- [EXERCISE AIM] All lines containing the string "screenshot" must be copied from the entries.

============

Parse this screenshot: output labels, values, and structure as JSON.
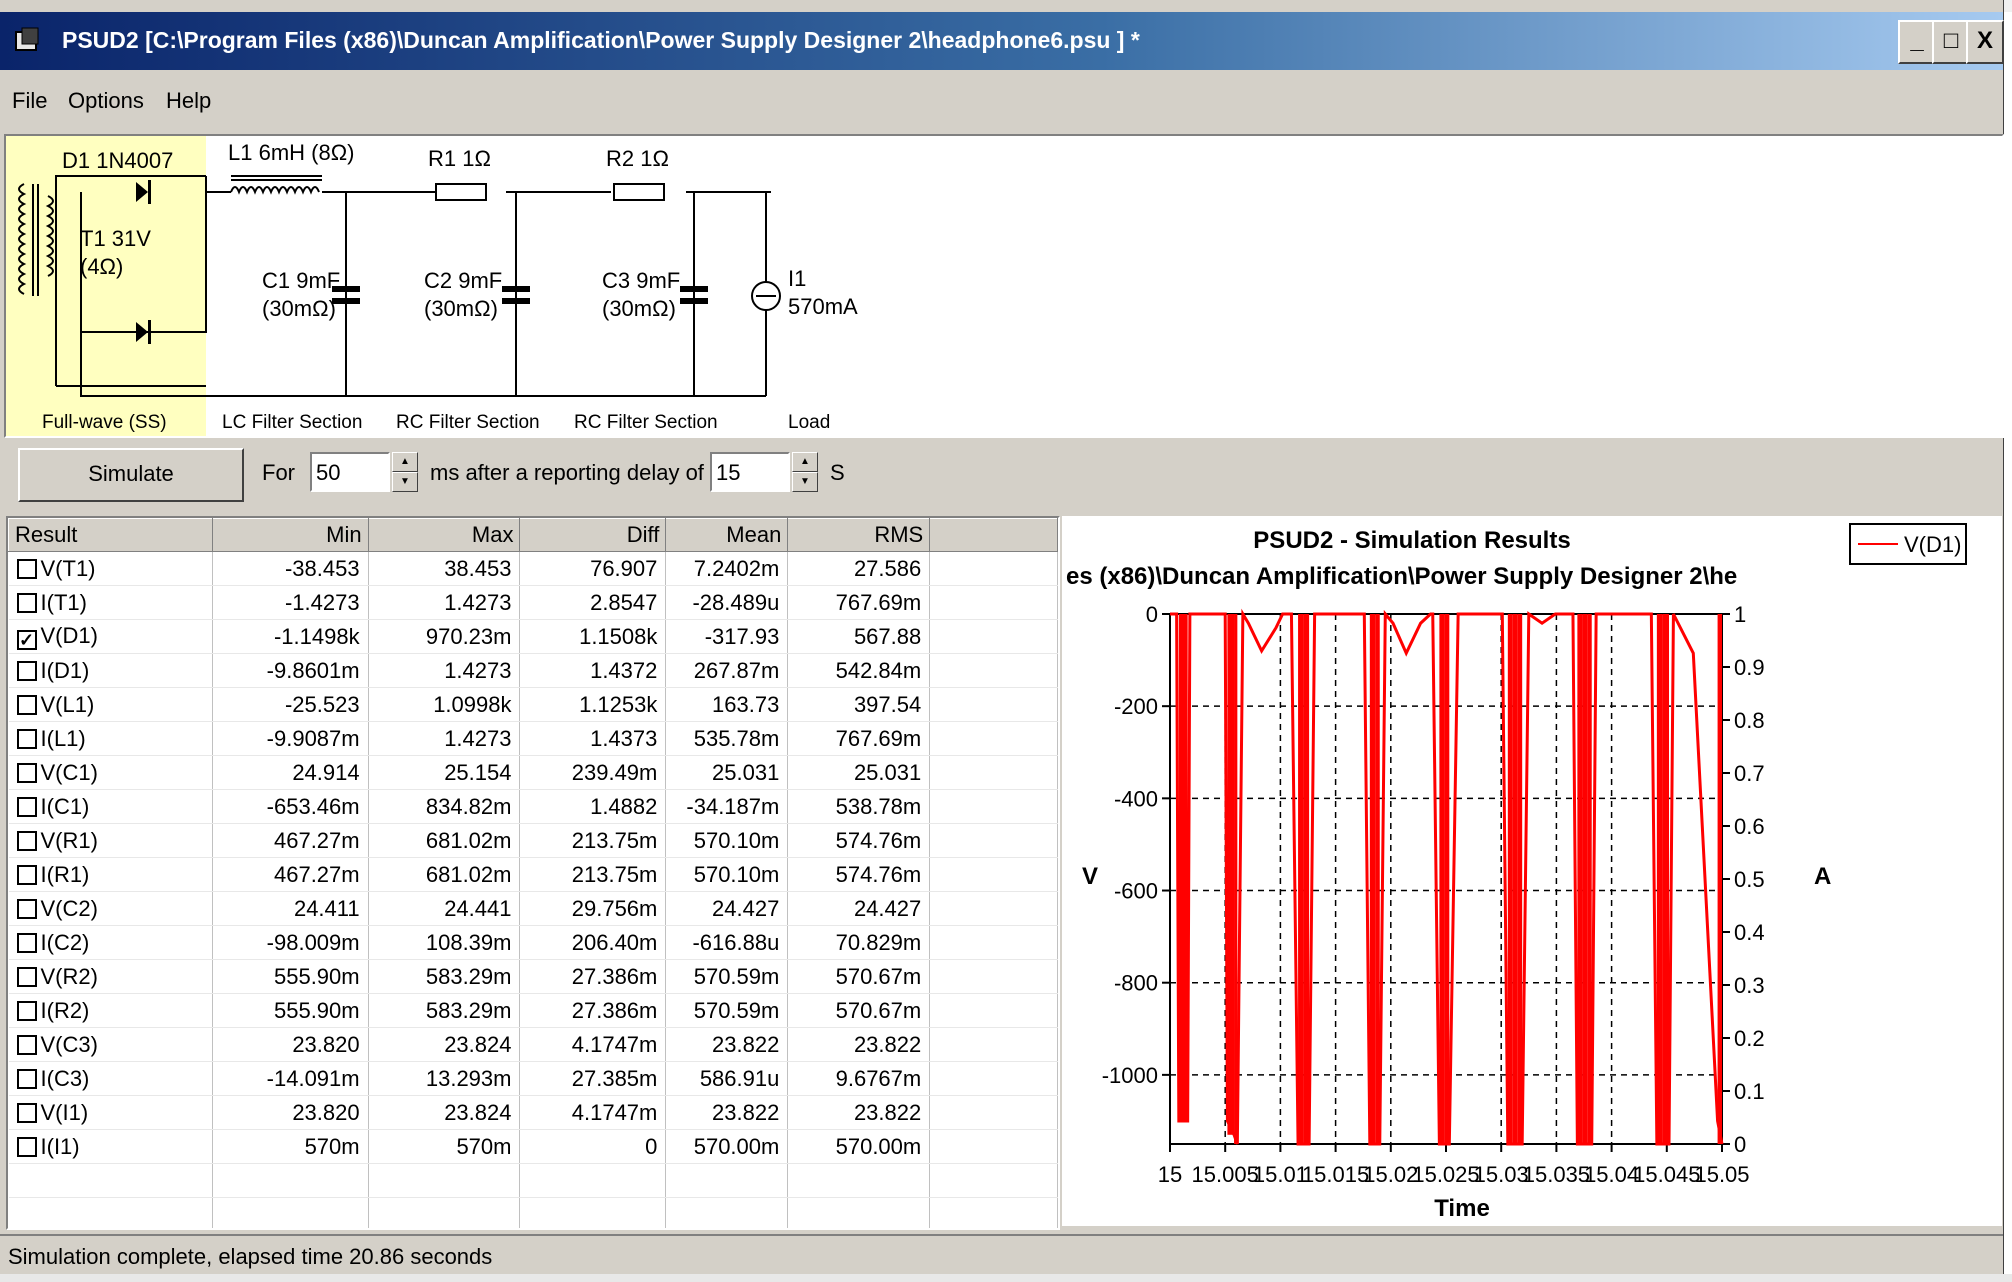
{
  "window": {
    "title": "PSUD2  [C:\\Program Files (x86)\\Duncan Amplification\\Power Supply Designer 2\\headphone6.psu ] *",
    "minimize_label": "_",
    "maximize_label": "□",
    "close_label": "X"
  },
  "menu": {
    "items": [
      "File",
      "Options",
      "Help"
    ]
  },
  "schematic": {
    "rectifier_label": "D1 1N4007",
    "transformer_label": "T1 31V",
    "transformer_res": "(4Ω)",
    "inductor_label": "L1 6mH (8Ω)",
    "r1_label": "R1 1Ω",
    "r2_label": "R2 1Ω",
    "c1_label": "C1 9mF",
    "c1_esr": "(30mΩ)",
    "c2_label": "C2 9mF",
    "c2_esr": "(30mΩ)",
    "c3_label": "C3 9mF",
    "c3_esr": "(30mΩ)",
    "i1_label": "I1",
    "i1_value": "570mA",
    "sections": [
      "Full-wave (SS)",
      "LC Filter Section",
      "RC Filter Section",
      "RC Filter Section",
      "Load"
    ],
    "rectifier_fill": "#ffffc0"
  },
  "toolbar": {
    "simulate_label": "Simulate",
    "for_label": "For",
    "duration_value": "50",
    "ms_label": "ms  after a reporting delay of",
    "delay_value": "15",
    "s_label": "S"
  },
  "results": {
    "columns": [
      "Result",
      "Min",
      "Max",
      "Diff",
      "Mean",
      "RMS"
    ],
    "rows": [
      {
        "name": "V(T1)",
        "checked": false,
        "min": "-38.453",
        "max": "38.453",
        "diff": "76.907",
        "mean": "7.2402m",
        "rms": "27.586"
      },
      {
        "name": "I(T1)",
        "checked": false,
        "min": "-1.4273",
        "max": "1.4273",
        "diff": "2.8547",
        "mean": "-28.489u",
        "rms": "767.69m"
      },
      {
        "name": "V(D1)",
        "checked": true,
        "min": "-1.1498k",
        "max": "970.23m",
        "diff": "1.1508k",
        "mean": "-317.93",
        "rms": "567.88"
      },
      {
        "name": "I(D1)",
        "checked": false,
        "min": "-9.8601m",
        "max": "1.4273",
        "diff": "1.4372",
        "mean": "267.87m",
        "rms": "542.84m"
      },
      {
        "name": "V(L1)",
        "checked": false,
        "min": "-25.523",
        "max": "1.0998k",
        "diff": "1.1253k",
        "mean": "163.73",
        "rms": "397.54"
      },
      {
        "name": "I(L1)",
        "checked": false,
        "min": "-9.9087m",
        "max": "1.4273",
        "diff": "1.4373",
        "mean": "535.78m",
        "rms": "767.69m"
      },
      {
        "name": "V(C1)",
        "checked": false,
        "min": "24.914",
        "max": "25.154",
        "diff": "239.49m",
        "mean": "25.031",
        "rms": "25.031"
      },
      {
        "name": "I(C1)",
        "checked": false,
        "min": "-653.46m",
        "max": "834.82m",
        "diff": "1.4882",
        "mean": "-34.187m",
        "rms": "538.78m"
      },
      {
        "name": "V(R1)",
        "checked": false,
        "min": "467.27m",
        "max": "681.02m",
        "diff": "213.75m",
        "mean": "570.10m",
        "rms": "574.76m"
      },
      {
        "name": "I(R1)",
        "checked": false,
        "min": "467.27m",
        "max": "681.02m",
        "diff": "213.75m",
        "mean": "570.10m",
        "rms": "574.76m"
      },
      {
        "name": "V(C2)",
        "checked": false,
        "min": "24.411",
        "max": "24.441",
        "diff": "29.756m",
        "mean": "24.427",
        "rms": "24.427"
      },
      {
        "name": "I(C2)",
        "checked": false,
        "min": "-98.009m",
        "max": "108.39m",
        "diff": "206.40m",
        "mean": "-616.88u",
        "rms": "70.829m"
      },
      {
        "name": "V(R2)",
        "checked": false,
        "min": "555.90m",
        "max": "583.29m",
        "diff": "27.386m",
        "mean": "570.59m",
        "rms": "570.67m"
      },
      {
        "name": "I(R2)",
        "checked": false,
        "min": "555.90m",
        "max": "583.29m",
        "diff": "27.386m",
        "mean": "570.59m",
        "rms": "570.67m"
      },
      {
        "name": "V(C3)",
        "checked": false,
        "min": "23.820",
        "max": "23.824",
        "diff": "4.1747m",
        "mean": "23.822",
        "rms": "23.822"
      },
      {
        "name": "I(C3)",
        "checked": false,
        "min": "-14.091m",
        "max": "13.293m",
        "diff": "27.385m",
        "mean": "586.91u",
        "rms": "9.6767m"
      },
      {
        "name": "V(I1)",
        "checked": false,
        "min": "23.820",
        "max": "23.824",
        "diff": "4.1747m",
        "mean": "23.822",
        "rms": "23.822"
      },
      {
        "name": "I(I1)",
        "checked": false,
        "min": "570m",
        "max": "570m",
        "diff": "0",
        "mean": "570.00m",
        "rms": "570.00m"
      }
    ]
  },
  "chart_data": {
    "type": "line",
    "title": "PSUD2 - Simulation Results",
    "subtitle": "es (x86)\\Duncan Amplification\\Power Supply Designer 2\\he",
    "xlabel": "Time",
    "ylabel": "V",
    "y2label": "A",
    "xlim": [
      15,
      15.05
    ],
    "ylim": [
      -1150,
      0
    ],
    "y2lim": [
      0,
      1
    ],
    "x_ticks": [
      "15",
      "15.005",
      "15.01",
      "15.015",
      "15.02",
      "15.025",
      "15.03",
      "15.035",
      "15.04",
      "15.045",
      "15.05"
    ],
    "y_ticks": [
      0,
      -200,
      -400,
      -600,
      -800,
      -1000
    ],
    "y_tick_labels": [
      "0",
      "-200",
      "-400",
      "-600",
      "-800",
      "-1000"
    ],
    "y2_ticks": [
      1,
      0.9,
      0.8,
      0.7,
      0.6,
      0.5,
      0.4,
      0.3,
      0.2,
      0.1,
      0
    ],
    "y2_tick_labels": [
      "1",
      "0.9",
      "0.8",
      "0.7",
      "0.6",
      "0.5",
      "0.4",
      "0.3",
      "0.2",
      "0.1",
      "0"
    ],
    "grid": true,
    "legend_position": "top-right",
    "series": [
      {
        "name": "V(D1)",
        "color": "#ff0000",
        "x": [
          15.0,
          15.0006,
          15.0008,
          15.0016,
          15.0018,
          15.0022,
          15.005,
          15.0052,
          15.0058,
          15.0061,
          15.0066,
          15.0071,
          15.0083,
          15.0096,
          15.0102,
          15.011,
          15.0116,
          15.0121,
          15.0126,
          15.0131,
          15.0151,
          15.0176,
          15.0181,
          15.0186,
          15.019,
          15.0195,
          15.0202,
          15.0214,
          15.0227,
          15.0236,
          15.0238,
          15.0244,
          15.0249,
          15.0253,
          15.0261,
          15.0279,
          15.0301,
          15.0306,
          15.031,
          15.0315,
          15.0319,
          15.0325,
          15.0337,
          15.0349,
          15.0365,
          15.0369,
          15.0374,
          15.0378,
          15.0382,
          15.0386,
          15.0406,
          15.0436,
          15.0441,
          15.0446,
          15.0452,
          15.0456,
          15.0474,
          15.0496,
          15.05
        ],
        "y": [
          0,
          0,
          -1100,
          -1100,
          0,
          0,
          0,
          -1100,
          -1130,
          -1150,
          0,
          -20,
          -80,
          -30,
          0,
          0,
          -1150,
          -1150,
          -1150,
          0,
          0,
          0,
          -1150,
          -1150,
          -1150,
          0,
          -20,
          -85,
          -20,
          0,
          0,
          -1150,
          -1150,
          -1150,
          0,
          0,
          0,
          -1150,
          -1150,
          -1150,
          -1150,
          0,
          -20,
          0,
          0,
          -1150,
          -1150,
          -1150,
          -1150,
          0,
          0,
          0,
          -1150,
          -1150,
          -1150,
          0,
          -85,
          -1100,
          -1150
        ]
      }
    ]
  }
}
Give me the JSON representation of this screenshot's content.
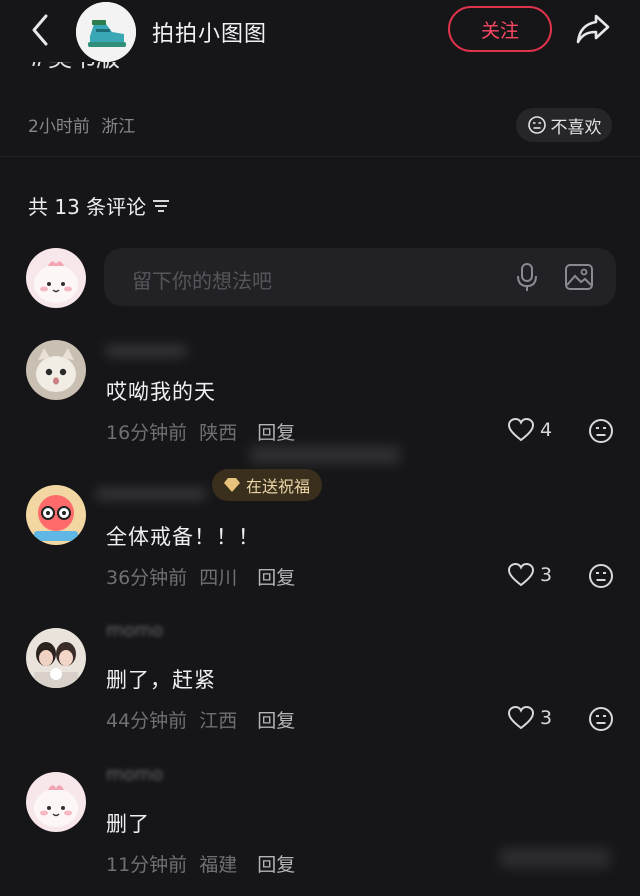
{
  "header": {
    "username": "拍拍小图图",
    "follow_label": "关注"
  },
  "post": {
    "partial_text": "#奥书版",
    "time": "2小时前",
    "location": "浙江",
    "dislike_label": "不喜欢"
  },
  "comments_section": {
    "count_label": "共 13 条评论",
    "input_placeholder": "留下你的想法吧"
  },
  "comments": [
    {
      "text": "哎呦我的天",
      "time": "16分钟前",
      "location": "陕西",
      "reply_label": "回复",
      "likes": "4"
    },
    {
      "text": "全体戒备！！！",
      "time": "36分钟前",
      "location": "四川",
      "reply_label": "回复",
      "likes": "3",
      "badge": "在送祝福"
    },
    {
      "name": "momo",
      "text": "删了，赶紧",
      "time": "44分钟前",
      "location": "江西",
      "reply_label": "回复",
      "likes": "3"
    },
    {
      "name": "momo",
      "text": "删了",
      "time": "11分钟前",
      "location": "福建",
      "reply_label": "回复"
    }
  ],
  "colors": {
    "background": "#161618",
    "accent": "#ff4863",
    "muted_text": "#6f6f75",
    "input_bg": "#222226"
  },
  "icons": [
    "back-arrow-icon",
    "share-icon",
    "dislike-face-icon",
    "sort-filter-icon",
    "mic-icon",
    "image-icon",
    "heart-icon",
    "emoji-face-icon",
    "gift-heart-icon"
  ]
}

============

- [EXERCISE ANSWER]
Parse this screenshot: output labels, values, and structure as JSON.
Give me the JSON representation of this screenshot's content.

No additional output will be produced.